World Fish Migration Day at the Plymouth Herring Run Festival

This past Saturday was the third World Fish Migration Day. With over 550 events occurring across 63 countries, it has turned into a global phenomenon! The event is beginning to feel like Christmas for me, but it only happens every other year. I took the opportunity to explore a local event with my family on one of the first nice weekends we’ve had this year.

As a parent, one of my greatest hopes is to foster in my child a sense of love and appreciation for nature.  Will has been growing up around fish, he sees them every day and can’t get enough of them. I think that’s a good start. When asked if he wanted to take a ride to go look for some fish, he grabbed his shoes to run out the door. He couldn’t wait to go!

Even though we’ve lived in the area for years, this was our first time attending the Plymouth Herring Run Festival and I wasn’t sure what to expect. When we went to the Middleboro River Herring Festival last year I was disappointed that there was almost no mention of the animal that the festival is supposed to celebrate. It was little more than a craft fair next to a river where river herring swim. That was not the case in Plymouth.

My son and I at the entrance to the 2018 Plymouth Herring Run Festival

We arrived shortly after the event began and found the parking lot packed.  I was amazed to see so many in attendance. People from all over the region came to see these amazing little fish on their return to Town Brook.

Plimoth Grist Mill at Jenney Pond

The Plimoth Grist Mill is an historic site maintained by the Plimoth Plantation. Rebuilt in 1970, this replica of the original 1600’s corn grinding mill is fully operational. The mill is located on the banks of Town Brook and features a beautiful walking path along the brook.

Plimouth Grist Mill at Jenney Pond

If you find yourself on a sightseeing tour in Plymouth, consider stopping by since it is less than a half mile from Plymouth Rock. The Grist Mill offers tours and has a little gift shop where you can purchase organic corn meal that was ground on location. Try the corn meal cookies with cranberries for a unique sweet treat.

View of the Plymouth Herring Run Festival booths as you enter the property

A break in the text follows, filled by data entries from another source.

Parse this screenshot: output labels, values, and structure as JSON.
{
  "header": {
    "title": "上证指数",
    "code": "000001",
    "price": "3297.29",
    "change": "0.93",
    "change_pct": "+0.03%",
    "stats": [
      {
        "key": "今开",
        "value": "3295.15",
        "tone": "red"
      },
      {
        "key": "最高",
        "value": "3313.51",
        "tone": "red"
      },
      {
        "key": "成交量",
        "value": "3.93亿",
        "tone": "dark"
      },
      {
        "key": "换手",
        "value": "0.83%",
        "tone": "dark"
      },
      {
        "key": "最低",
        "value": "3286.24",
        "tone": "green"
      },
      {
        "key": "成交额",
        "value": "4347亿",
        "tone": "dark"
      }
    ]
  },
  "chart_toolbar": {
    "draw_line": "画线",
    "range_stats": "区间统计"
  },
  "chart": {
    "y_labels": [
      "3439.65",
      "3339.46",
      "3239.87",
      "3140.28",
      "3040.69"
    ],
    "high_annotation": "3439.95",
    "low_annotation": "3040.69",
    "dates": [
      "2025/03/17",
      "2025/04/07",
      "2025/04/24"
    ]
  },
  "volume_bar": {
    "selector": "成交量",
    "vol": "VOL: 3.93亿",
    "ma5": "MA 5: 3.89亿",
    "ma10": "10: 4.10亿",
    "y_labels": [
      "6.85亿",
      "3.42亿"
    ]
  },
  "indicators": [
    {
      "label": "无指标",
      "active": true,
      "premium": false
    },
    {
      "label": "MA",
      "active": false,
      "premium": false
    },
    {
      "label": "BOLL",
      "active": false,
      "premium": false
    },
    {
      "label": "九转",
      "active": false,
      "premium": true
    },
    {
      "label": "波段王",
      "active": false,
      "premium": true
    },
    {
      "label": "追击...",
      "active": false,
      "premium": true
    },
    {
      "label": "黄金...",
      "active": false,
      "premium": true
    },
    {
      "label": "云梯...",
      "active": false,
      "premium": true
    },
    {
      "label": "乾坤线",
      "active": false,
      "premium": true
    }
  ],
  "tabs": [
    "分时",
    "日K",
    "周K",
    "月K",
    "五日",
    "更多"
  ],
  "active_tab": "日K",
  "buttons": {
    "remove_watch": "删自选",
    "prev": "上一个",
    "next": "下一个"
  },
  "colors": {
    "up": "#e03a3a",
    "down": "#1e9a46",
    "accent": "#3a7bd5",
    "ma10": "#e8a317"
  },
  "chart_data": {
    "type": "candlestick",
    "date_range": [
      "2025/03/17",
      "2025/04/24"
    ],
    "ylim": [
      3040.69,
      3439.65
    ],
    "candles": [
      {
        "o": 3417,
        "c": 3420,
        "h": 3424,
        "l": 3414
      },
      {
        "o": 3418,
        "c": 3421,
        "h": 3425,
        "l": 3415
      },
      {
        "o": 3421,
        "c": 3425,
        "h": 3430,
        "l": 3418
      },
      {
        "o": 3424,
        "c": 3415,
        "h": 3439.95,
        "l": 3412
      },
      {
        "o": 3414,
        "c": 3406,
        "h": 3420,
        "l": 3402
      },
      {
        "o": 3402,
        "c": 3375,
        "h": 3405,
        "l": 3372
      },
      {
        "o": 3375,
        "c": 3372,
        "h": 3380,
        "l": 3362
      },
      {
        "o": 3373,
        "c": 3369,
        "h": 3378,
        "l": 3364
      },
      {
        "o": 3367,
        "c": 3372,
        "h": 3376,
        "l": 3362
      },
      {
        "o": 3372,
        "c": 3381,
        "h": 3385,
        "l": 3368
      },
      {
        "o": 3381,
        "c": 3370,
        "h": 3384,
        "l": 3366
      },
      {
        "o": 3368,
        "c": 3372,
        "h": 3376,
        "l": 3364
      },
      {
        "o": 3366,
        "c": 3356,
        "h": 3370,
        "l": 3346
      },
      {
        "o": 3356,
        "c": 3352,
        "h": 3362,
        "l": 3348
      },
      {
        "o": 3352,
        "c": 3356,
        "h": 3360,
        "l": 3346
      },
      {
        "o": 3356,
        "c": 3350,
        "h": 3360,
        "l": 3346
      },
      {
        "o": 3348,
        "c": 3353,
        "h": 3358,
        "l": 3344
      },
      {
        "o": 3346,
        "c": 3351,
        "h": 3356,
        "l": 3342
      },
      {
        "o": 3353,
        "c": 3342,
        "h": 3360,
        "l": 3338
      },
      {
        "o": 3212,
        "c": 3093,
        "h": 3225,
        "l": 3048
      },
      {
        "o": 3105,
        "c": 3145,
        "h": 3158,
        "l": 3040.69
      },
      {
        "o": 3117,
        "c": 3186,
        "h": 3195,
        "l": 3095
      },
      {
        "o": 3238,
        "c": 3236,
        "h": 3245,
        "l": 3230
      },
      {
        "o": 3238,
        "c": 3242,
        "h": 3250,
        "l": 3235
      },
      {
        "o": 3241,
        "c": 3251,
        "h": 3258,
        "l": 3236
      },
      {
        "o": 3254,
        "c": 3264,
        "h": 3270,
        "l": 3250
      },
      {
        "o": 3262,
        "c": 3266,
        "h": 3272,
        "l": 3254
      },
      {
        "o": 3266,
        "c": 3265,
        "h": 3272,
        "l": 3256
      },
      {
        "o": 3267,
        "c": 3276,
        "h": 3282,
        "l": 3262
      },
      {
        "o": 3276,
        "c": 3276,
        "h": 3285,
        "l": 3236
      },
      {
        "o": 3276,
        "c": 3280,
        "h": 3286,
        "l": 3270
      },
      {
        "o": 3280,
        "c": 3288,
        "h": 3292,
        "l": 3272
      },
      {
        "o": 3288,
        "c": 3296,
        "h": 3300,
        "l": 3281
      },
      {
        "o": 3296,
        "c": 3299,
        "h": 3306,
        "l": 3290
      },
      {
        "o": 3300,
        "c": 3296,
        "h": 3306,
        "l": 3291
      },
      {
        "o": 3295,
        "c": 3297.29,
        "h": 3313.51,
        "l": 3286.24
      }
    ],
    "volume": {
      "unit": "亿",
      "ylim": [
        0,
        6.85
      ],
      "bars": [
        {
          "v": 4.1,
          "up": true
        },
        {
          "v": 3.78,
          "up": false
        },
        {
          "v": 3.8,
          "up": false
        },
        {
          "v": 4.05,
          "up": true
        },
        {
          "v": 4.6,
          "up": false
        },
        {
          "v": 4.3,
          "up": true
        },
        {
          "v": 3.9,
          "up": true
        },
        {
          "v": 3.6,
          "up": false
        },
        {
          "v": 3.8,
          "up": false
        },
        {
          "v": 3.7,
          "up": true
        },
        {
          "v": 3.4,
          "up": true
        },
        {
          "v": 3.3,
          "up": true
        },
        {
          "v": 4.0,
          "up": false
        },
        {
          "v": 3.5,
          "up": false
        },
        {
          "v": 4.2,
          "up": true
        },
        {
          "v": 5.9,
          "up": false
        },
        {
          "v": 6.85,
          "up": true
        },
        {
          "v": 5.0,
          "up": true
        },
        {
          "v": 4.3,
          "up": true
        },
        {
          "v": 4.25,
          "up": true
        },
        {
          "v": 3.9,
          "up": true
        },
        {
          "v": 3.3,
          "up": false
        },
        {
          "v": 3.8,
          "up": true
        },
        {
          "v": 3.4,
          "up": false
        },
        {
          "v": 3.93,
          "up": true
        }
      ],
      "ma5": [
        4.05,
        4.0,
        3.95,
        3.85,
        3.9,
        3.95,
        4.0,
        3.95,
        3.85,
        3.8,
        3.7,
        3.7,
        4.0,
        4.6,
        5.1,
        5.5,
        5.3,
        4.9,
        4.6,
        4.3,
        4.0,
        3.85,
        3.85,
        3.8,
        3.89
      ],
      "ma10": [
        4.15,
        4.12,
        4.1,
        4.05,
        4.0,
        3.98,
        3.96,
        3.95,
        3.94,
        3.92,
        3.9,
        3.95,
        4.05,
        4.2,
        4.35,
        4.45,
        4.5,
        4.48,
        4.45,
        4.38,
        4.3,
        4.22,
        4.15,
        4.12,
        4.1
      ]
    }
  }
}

There was a very limited number booths at the festival, but I was happy to see that they were representing organizations that are conservation-focused, and many were locally-based. Government agencies involved in diadromous species management were also present, including NOAA and Massachusetts Division of Marine Fisheries.

NOAA and NOAA Fisheries invest in local projects to remove or improve aging dams, install fish ladders, and restore rivers.
Contemplating river herring with John Sheppard (MA DMF)

John Sheppard from the Massachusetts Division of Marine Fisheries was staffing their table for the day. We caught up on some of his on-going American shad work and discussed the electro-fishing field work that will be starting soon. In addition to the wealth of information he had to offer, the state provided coloring books, posters, and stickers.

Fishing for plastic fish. Good training for the real thing… next year?

There were many educational booths with fun activities for kids. Will was able to color in a river herring (now proudly displayed at my desk), go fishing in a kiddie pool, and even pet some animal pelts.

Dried corn box at the Grist Mill. Sometimes the simple things are the best!

We couldn’t get him away from the corn! He spent a good 30 minutes just digging through and sifting the kernels.

Snack break. I have no idea where he learned to eat hot dogs like this!

While the booths were interesting, fun, and educational, we really came to see the river herring on their spawning migration.

Fish pass at the Plimoth Grist Mill

Behind the mill is a balcony overlooking the brook. From this spot you can see hundreds of river herring swimming around, waiting to go up the fish pass.  Will was so excited to see so many fish that he was hopping for joy! I lifted him up to the balcony for a better view and could see he was mesmerized by the experience. I to pry him off the railing when it was time to go, he did not want to leave his new fish friends.

The river herring waiting to swim up the fish pass.
Hundreds of river herring below the Plimoth Grist Mill on April 21, 2018

While watching the river herring a number of people tried tossing pieces of their hot dog buns at the fish. River herring don’t eat bread. That didn’t stop grown adults from trying repeatedly….

Waking path along Town Brook in Plymouth
Some of the minor rapids on Town Brook that the river herring have to climb over
Stretches of Town Brook are calm and flat, giving the river herring a little rest during their spawning migration.

The Plymouth Herring Run Festival was a great event that I plan on coming to again next time. Although not as large or commercialized as some of the other spring festivals in the area, I prefer it that way. It gives the impression that the people of Plymouth are proud of their brook and their fish, and this festival allows them to share the amazing resource with the public. The festival is a perfect example of what World Fish Migration Day is meant to do: create awareness on the importance of open rivers and migratory fish.

Leave a Reply

Your email address will not be published. Required fields are marked *